ICv2 CEO Milton Griepp presented the ICv2 White Paper at New York Comic Con at an invitation-only event on Thursday (see “ICv2 Hosts White Paper Happy Hour”), reporting on the latest trends in the comics, graphic novel, and digital markets.

The title of the presentation, “The Good Times Roll On, Mostly,” reflects a market that’s doing well.  Comics and graphic novel properties have the highest profile they’ve had since the early 50s, and while the sales now don’t compare to that period, they’re very good overall, and it’s a good time to be in the business.  The “Mostly” part reflects some challenges that have hit the comic store market in the last few months, which we’re hoping are short-lived.

Looking back at 2014, manga sales grew again last year, stringing together two positive years in a row for the first time since 2006-2007.  It wasn’t big growth, but it was solid, and sales are slowly increasing again behind Attack on Titan as well as perennials like Naruto.

ICv2 also did its annual analysis of the number of graphic novel releases in 2014, doing a count of new releases as documented by Diamond Comic Distributors’ weekly list of products shipped to comic stores.  The overall number of graphic novel releases increased about 8% last year, to 3377, from 3126 the year before. This is the biggest number of releases since 2008, which had a lot more manga titles.  The category with the biggest increase was in the number of manga releases, which hit nearly 800 last year, up 25% from the year before.  Kids graphic novel releases were up to a new high, with Diamond distributing 400 titles in 2014, up 14%.

Looking at 2015, there are some troubling short term trends in the comic stores.  Retailers are still pretty positive about the market overall, but problems at the Big Two comic publishers, Marvel and DC, are driving sales down.  At DC, the problems started with the company’s move to the west coast.  The two month Convergence event sold in strong, but had weak sell-through, and sales on DC’s post-Convergence titles have also been weak.  While DC has some bigger titles in the pipe, including Dark Knight 3, right now its editorial product is just not selling as well as hoped.
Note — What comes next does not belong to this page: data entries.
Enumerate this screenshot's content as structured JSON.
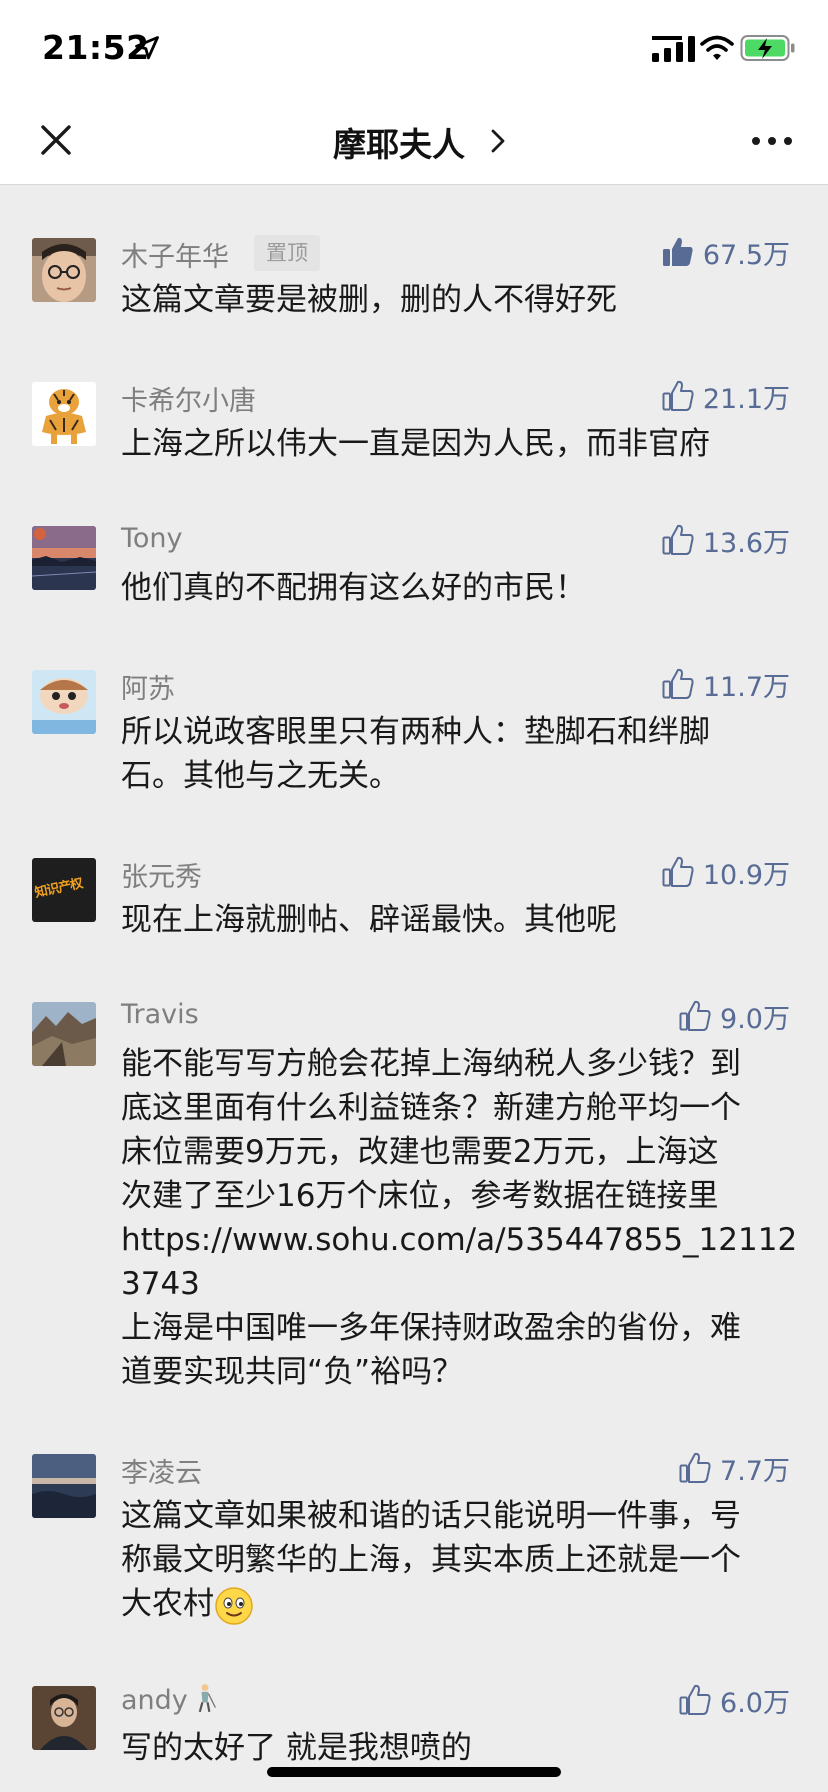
{
  "status_bar": {
    "time": "21:52"
  },
  "nav": {
    "title": "摩耶夫人"
  },
  "colors": {
    "like_blue": "#576b95",
    "background": "#ededed",
    "nickname_gray": "#7f7f7f"
  },
  "comments": [
    {
      "author": "木子年华",
      "badge": "置顶",
      "likes": "67.5万",
      "liked": true,
      "avatar_icon": "woman-glasses-avatar",
      "text": "这篇文章要是被删，删的人不得好死"
    },
    {
      "author": "卡希尔小唐",
      "likes": "21.1万",
      "avatar_icon": "tiger-cartoon-avatar",
      "text": "上海之所以伟大一直是因为人民，而非官府"
    },
    {
      "author": "Tony",
      "likes": "13.6万",
      "avatar_icon": "sunset-avatar",
      "text": "他们真的不配拥有这么好的市民！"
    },
    {
      "author": "阿苏",
      "likes": "11.7万",
      "avatar_icon": "cartoon-character-avatar",
      "text": "所以说政客眼里只有两种人：垫脚石和绊脚\n石。其他与之无关。"
    },
    {
      "author": "张元秀",
      "likes": "10.9万",
      "avatar_icon": "intellectual-property-avatar",
      "avatar_text": "知识产权",
      "text": "现在上海就删帖、辟谣最快。其他呢"
    },
    {
      "author": "Travis",
      "likes": "9.0万",
      "avatar_icon": "mountain-avatar",
      "text": "能不能写写方舱会花掉上海纳税人多少钱？到\n底这里面有什么利益链条？新建方舱平均一个\n床位需要9万元，改建也需要2万元，上海这\n次建了至少16万个床位，参考数据在链接里\nhttps://www.sohu.com/a/535447855_12112\n3743\n上海是中国唯一多年保持财政盈余的省份，难\n道要实现共同“负”裕吗？"
    },
    {
      "author": "李凌云",
      "likes": "7.7万",
      "avatar_icon": "sea-horizon-avatar",
      "text": "这篇文章如果被和谐的话只能说明一件事，号\n称最文明繁华的上海，其实本质上还就是一个\n大农村"
    },
    {
      "author": "andy",
      "likes": "6.0万",
      "avatar_icon": "man-portrait-avatar",
      "text": "写的太好了 就是我想喷的"
    }
  ]
}
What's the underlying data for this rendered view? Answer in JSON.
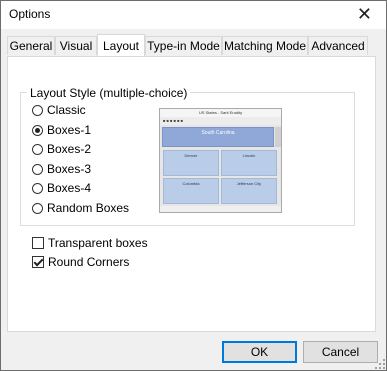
{
  "window": {
    "title": "Options"
  },
  "tabs": [
    {
      "label": "General"
    },
    {
      "label": "Visual"
    },
    {
      "label": "Layout"
    },
    {
      "label": "Type-in Mode"
    },
    {
      "label": "Matching Mode"
    },
    {
      "label": "Advanced"
    }
  ],
  "active_tab": "Layout",
  "layout_style": {
    "group_label": "Layout Style (multiple-choice)",
    "options": [
      {
        "label": "Classic",
        "checked": false
      },
      {
        "label": "Boxes-1",
        "checked": true
      },
      {
        "label": "Boxes-2",
        "checked": false
      },
      {
        "label": "Boxes-3",
        "checked": false
      },
      {
        "label": "Boxes-4",
        "checked": false
      },
      {
        "label": "Random Boxes",
        "checked": false
      }
    ]
  },
  "preview": {
    "title": "US States - Sarit Erudity",
    "header_cell": "South Carolina",
    "cells": [
      "Denver",
      "Lincoln",
      "Columbia",
      "Jefferson City"
    ]
  },
  "checkboxes": [
    {
      "label": "Transparent boxes",
      "checked": false
    },
    {
      "label": "Round Corners",
      "checked": true
    }
  ],
  "buttons": {
    "ok": "OK",
    "cancel": "Cancel"
  },
  "icons": {
    "close": "close-icon"
  }
}
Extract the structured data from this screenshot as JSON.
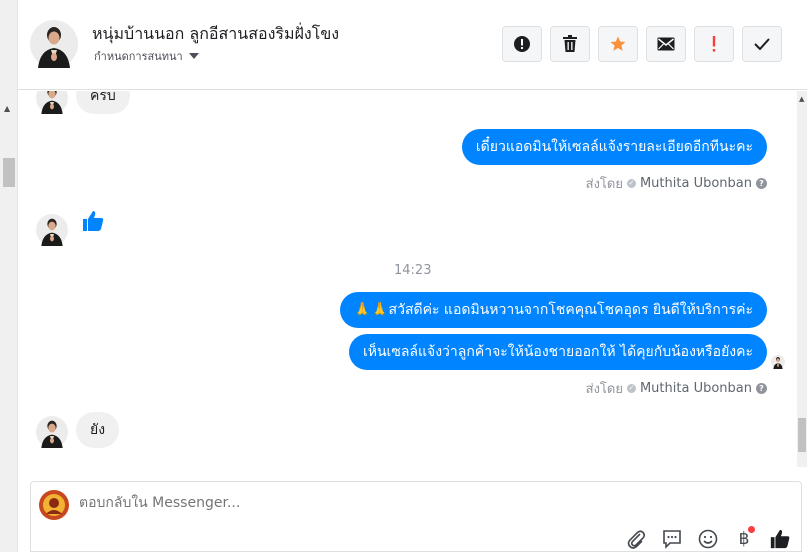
{
  "header": {
    "contact_name": "หนุ่มบ้านนอก ลูกอีสานสองริมฝั่งโขง",
    "subtitle": "กำหนดการสนทนา"
  },
  "actions": [
    {
      "name": "mark-spam-button",
      "icon": "exclamation-circle-icon"
    },
    {
      "name": "delete-button",
      "icon": "trash-icon"
    },
    {
      "name": "star-button",
      "icon": "star-icon",
      "color": "#f7923b"
    },
    {
      "name": "mark-unread-button",
      "icon": "envelope-icon"
    },
    {
      "name": "follow-up-button",
      "icon": "exclamation-icon",
      "color": "#fa3e3e"
    },
    {
      "name": "mark-done-button",
      "icon": "check-icon"
    }
  ],
  "messages": {
    "in_1": "ครบ",
    "out_1": "เดี๋ยวแอดมินให้เซลล์แจ้งรายละเอียดอีกทีนะคะ",
    "sent_by_label": "ส่งโดย",
    "sent_by_name": "Muthita Ubonban",
    "timestamp": "14:23",
    "out_2": "🙏🙏สวัสดีค่ะ แอดมินหวานจากโชคคุณโชคอุดร ยินดีให้บริการค่ะ",
    "out_3": "เห็นเซลล์แจ้งว่าลูกค้าจะให้น้องชายออกให้ ได้คุยกับน้องหรือยังคะ",
    "in_2": "ยัง"
  },
  "composer": {
    "placeholder": "ตอบกลับใน Messenger...",
    "tools": [
      "paperclip-icon",
      "speech-bubble-icon",
      "smiley-icon",
      "baht-icon",
      "thumbs-up-icon"
    ],
    "baht_symbol": "฿"
  },
  "colors": {
    "outgoing_bubble": "#0084ff",
    "incoming_bubble": "#f1f0f0",
    "like": "#0084ff"
  }
}
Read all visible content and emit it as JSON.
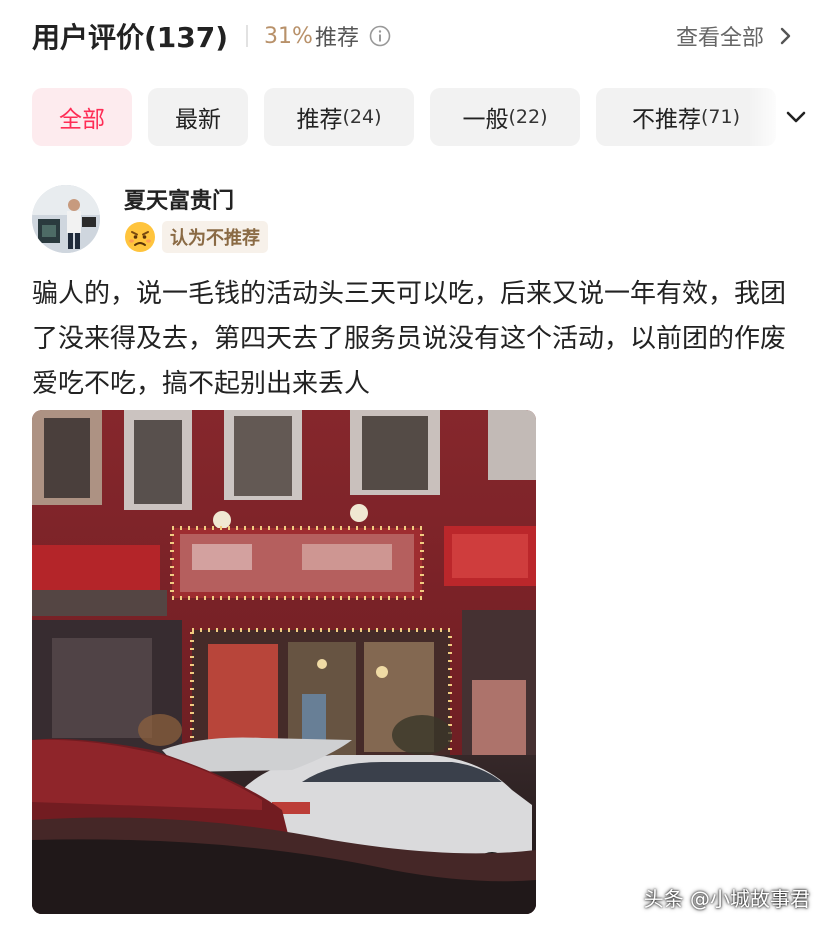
{
  "header": {
    "title": "用户评价(137)",
    "recommend_rate": "31%",
    "recommend_label": "推荐",
    "info_icon": "info-icon",
    "view_all": "查看全部"
  },
  "filters": [
    {
      "label": "全部",
      "count": ""
    },
    {
      "label": "最新",
      "count": ""
    },
    {
      "label": "推荐",
      "count": "(24)"
    },
    {
      "label": "一般",
      "count": "(22)"
    },
    {
      "label": "不推荐",
      "count": "(71)"
    }
  ],
  "review": {
    "username": "夏天富贵门",
    "verdict": "认为不推荐",
    "verdict_icon": "angry-face-icon",
    "text": "骗人的，说一毛钱的活动头三天可以吃，后来又说一年有效，我团了没来得及去，第四天去了服务员说没有这个活动，以前团的作废爱吃不吃，搞不起别出来丢人"
  },
  "watermark": "头条 @小城故事君",
  "colors": {
    "accent": "#fe2c55",
    "active_chip_bg": "#fdebee",
    "rate": "#b8916a",
    "tag_bg": "#f7f1ea"
  }
}
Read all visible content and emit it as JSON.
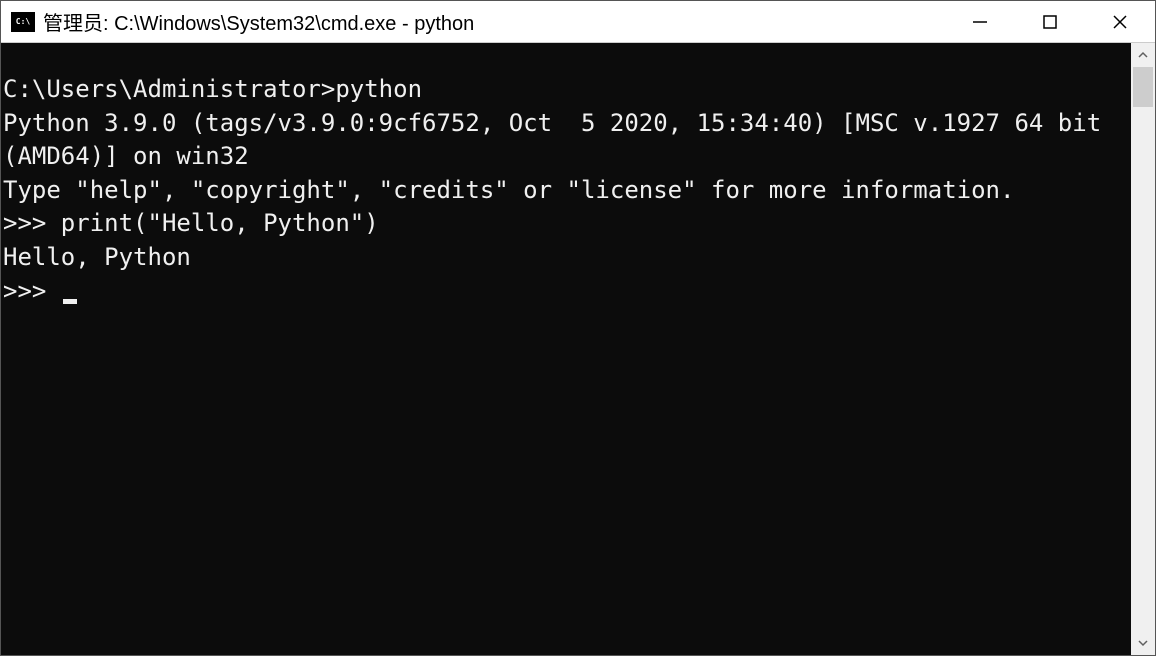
{
  "window": {
    "title": "管理员: C:\\Windows\\System32\\cmd.exe - python",
    "icon_label": "C:\\"
  },
  "terminal": {
    "lines": [
      "C:\\Users\\Administrator>python",
      "Python 3.9.0 (tags/v3.9.0:9cf6752, Oct  5 2020, 15:34:40) [MSC v.1927 64 bit (AMD64)] on win32",
      "Type \"help\", \"copyright\", \"credits\" or \"license\" for more information.",
      ">>> print(\"Hello, Python\")",
      "Hello, Python",
      ">>> "
    ]
  }
}
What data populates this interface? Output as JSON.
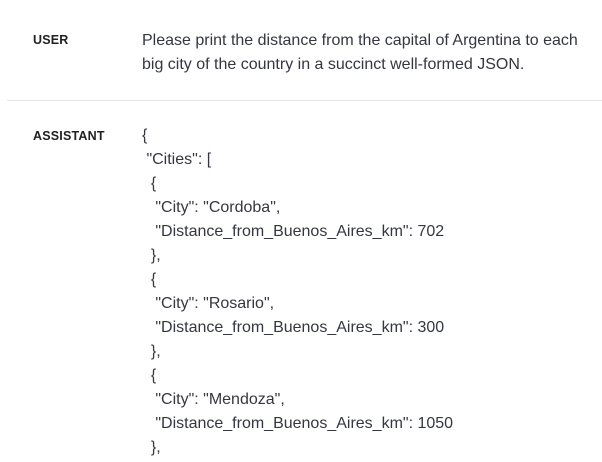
{
  "conversation": {
    "user": {
      "role_label": "USER",
      "message": "Please print the distance from the capital of Argentina to each big city of the country in a succinct well-formed JSON."
    },
    "assistant": {
      "role_label": "ASSISTANT",
      "message": "{\n \"Cities\": [\n  {\n   \"City\": \"Cordoba\",\n   \"Distance_from_Buenos_Aires_km\": 702\n  },\n  {\n   \"City\": \"Rosario\",\n   \"Distance_from_Buenos_Aires_km\": 300\n  },\n  {\n   \"City\": \"Mendoza\",\n   \"Distance_from_Buenos_Aires_km\": 1050\n  },"
    }
  }
}
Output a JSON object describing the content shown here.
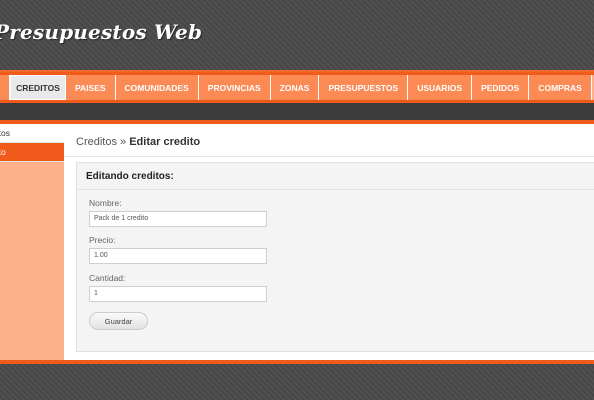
{
  "header": {
    "title": "Presupuestos Web"
  },
  "nav": {
    "items": [
      "CREDITOS",
      "PAISES",
      "COMUNIDADES",
      "PROVINCIAS",
      "ZONAS",
      "PRESUPUESTOS",
      "USUARIOS",
      "PEDIDOS",
      "COMPRAS"
    ],
    "active": "CREDITOS"
  },
  "sidebar": {
    "items": [
      {
        "label": "ditos"
      },
      {
        "label": "dito"
      }
    ]
  },
  "breadcrumb": {
    "parent": "Creditos",
    "separator": "»",
    "current": "Editar credito"
  },
  "form": {
    "title": "Editando creditos:",
    "nombre_label": "Nombre:",
    "nombre_value": "Pack de 1 credito",
    "precio_label": "Precio:",
    "precio_value": "1.00",
    "cantidad_label": "Cantidad:",
    "cantidad_value": "1",
    "submit_label": "Guardar"
  },
  "colors": {
    "accent": "#f05a1a",
    "nav_bg": "#fb8a55",
    "sidebar_bg": "#fdb08a",
    "page_bg": "#4a4a4a"
  }
}
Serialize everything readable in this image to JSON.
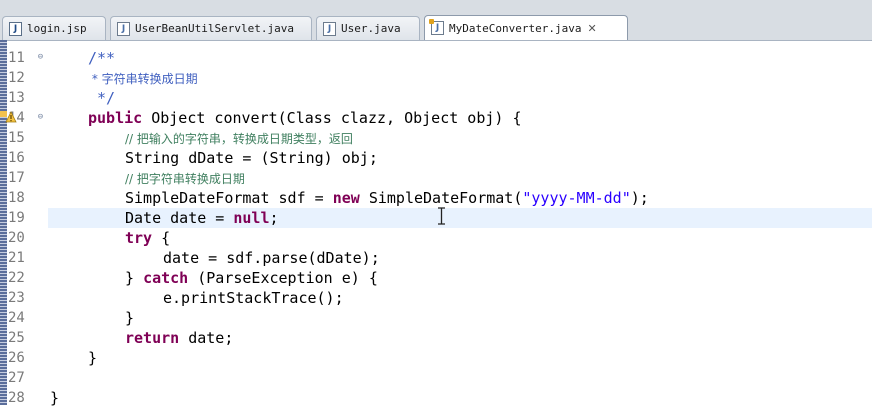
{
  "tabs": [
    {
      "label": "login.jsp",
      "icon": "jsp-file-icon"
    },
    {
      "label": "UserBeanUtilServlet.java",
      "icon": "java-file-icon"
    },
    {
      "label": "User.java",
      "icon": "java-file-icon"
    },
    {
      "label": "MyDateConverter.java",
      "icon": "java-file-icon",
      "active": true,
      "close": "✕"
    }
  ],
  "editor": {
    "lines": [
      {
        "num": "11",
        "text": "/**"
      },
      {
        "num": "12",
        "text": " * 字符串转换成日期"
      },
      {
        "num": "13",
        "text": " */"
      },
      {
        "num": "14",
        "text": "public Object convert(Class clazz, Object obj) {"
      },
      {
        "num": "15",
        "text": "// 把输入的字符串，转换成日期类型，返回"
      },
      {
        "num": "16",
        "text": "String dDate = (String) obj;"
      },
      {
        "num": "17",
        "text": "// 把字符串转换成日期"
      },
      {
        "num": "18",
        "text": "SimpleDateFormat sdf = new SimpleDateFormat(\"yyyy-MM-dd\");"
      },
      {
        "num": "19",
        "text": "Date date = null;"
      },
      {
        "num": "20",
        "text": "try {"
      },
      {
        "num": "21",
        "text": "date = sdf.parse(dDate);"
      },
      {
        "num": "22",
        "text": "} catch (ParseException e) {"
      },
      {
        "num": "23",
        "text": "e.printStackTrace();"
      },
      {
        "num": "24",
        "text": "}"
      },
      {
        "num": "25",
        "text": "return date;"
      },
      {
        "num": "26",
        "text": "}"
      },
      {
        "num": "27",
        "text": ""
      },
      {
        "num": "28",
        "text": "}"
      }
    ],
    "current_line": "19",
    "colors": {
      "keyword": "#7f0055",
      "javadoc": "#3f5fbf",
      "comment": "#3f7f5f",
      "string": "#2a00ff",
      "current_line_bg": "#e8f2fe"
    }
  }
}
On the Marvel side, the core title of the company’s big 2015 event, Secret Wars, is late, and with tight editorial continuity, you live by the sword, you die by the sword.  In this case, delays on the core book means Marvel can’t put out the rest of the Secret Wars titles on time either, which has led to scores of delays over the past few months (see “Delays Hit ‘Secret Wars’”).  The last couple weeks of September, for example, had very light Marvel releases.  The delays are having two impacts on sales:  not only are books late, which pushes sales into later periods, but Marvel is also shedding readers for the Secret Wars titles other than the core title. There’s also concern about the planned rolling start for launches scheduled after the Secret Wars event:  the rolling start has been complicated by Secret Wars delays.

We also took a look at some 2015 graphic novel trends, for which we broke down a large sample of graphic novel sales for the first eight months of the year in both comic stores and bookstores into four categories—manga, author, superhero, and kids.

Sales on kids graphic novel titles were up 35% in the first eight months of 2015, with a big part of the increase due to one word:  Raina.  There are a lot of other good things happening in the kids graphic novel space, from a wide variety of publisheers (IDW, Dark Horse, Papercutz, Viz, BOOM, Abrams, to name a few) but Raina Telgemeier has become a cross-over superstar in ways that we see only rarely in the graphic novel business.  Her popularity, albeit with a different audience, is comparable to creators like Neil Gaiman and Marjane Satrapi.

Manga sales are up 13% in 2015, author (creator-owned) titles were up 6%, and superhero titles were up 4%, with a 9% over-all growth rate in graphic novel sales in the first eight months of 2015.

There are some headwinds for the digital comics market, which went from hypergrowth in the first part of the decade to slower growth last year.  And now it’s slowing more this year—our reports range from slight growth to declines.  There are a number of factors driving this change, including the recent softness in new comic sales, the overall trend of ebook growth slowing, reduced catalogue sales as new digital consumers complete the building of their digital backlist libraries, and slower device growth.

We’re still bullish on the opportunities for digital, especially for broadening the readership of comics, and there are some positive trends in that regard.  ComiXology announced at the ICv2 event that 30% of its new customers are women, compared to 20% just two years ago.  We also see broader and broader content available digitally, with more manga, more bandes dessinees, and more author titles hitting the market every month.  There’s also an opportunity, still mostly nascent, for kids comics in digital formats.

Despite the problems in one sector of the market, we’re still positive overall.  Star Wars is going to be a huge phenomenon and Marvel appears to be ready with numerous collections.  DC is launching its new Dark Knight series in two formats, which gives the opportunity to reach different kinds of customers.  There’s still a strong graphic novel environment, with growth across channels and product categories.  And the fact that the kids market is growing rapidly, especially for girls, gives a strong runway for future growth.